  1. Why chocolate is good for body and soul
  2. This is how much sugar you are allowed per day
  3. J. Hartmann-Boyce, et al., Are patients with hypertension and diabetes mellitus at increased risk for COVID-19 infection? www.thelancet.com/respiratory.
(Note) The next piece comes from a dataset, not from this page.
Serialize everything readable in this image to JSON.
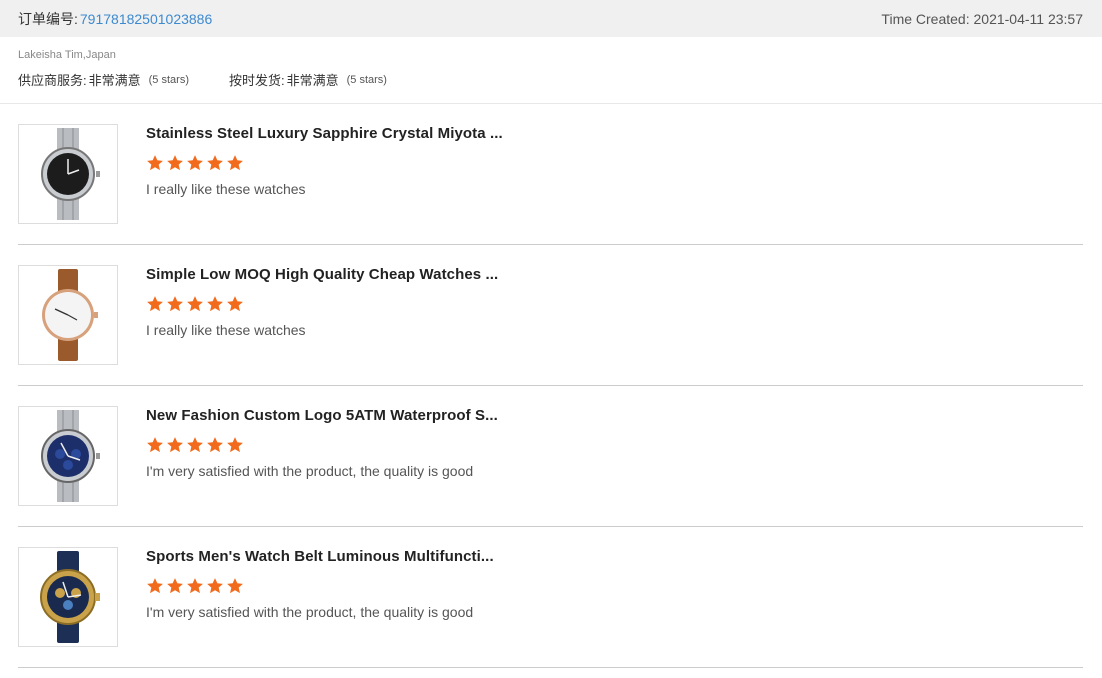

Vol 8, April 2020
  4. L. Fang, G. Karakiulakis, M. Roth, Diabetes and COVID-19: Risks, Management, and Learnings From Other National Disasters Diabetes Care, Diabetes Care 2020; 43:1695–1703
  5. Fatal combination: Diabetes and Covid-19
  6. K. Schweiger, et al., Sweet Taste Antagonist Lactisole Administered in combination with Sucrose, but Not Glucose, Increases Energy Intake and Decreases Peripheral Serotonin in Male Subjects, Nutrients 2020, 12(10), 3133;
  7. Sugar sweetness discovery - do we eat less food if it tastes sweet?
  8. Diabetes statistics | Statista
  9. World Diabetes Day 14/11: Worldwide dramatic increase in diabetic diseases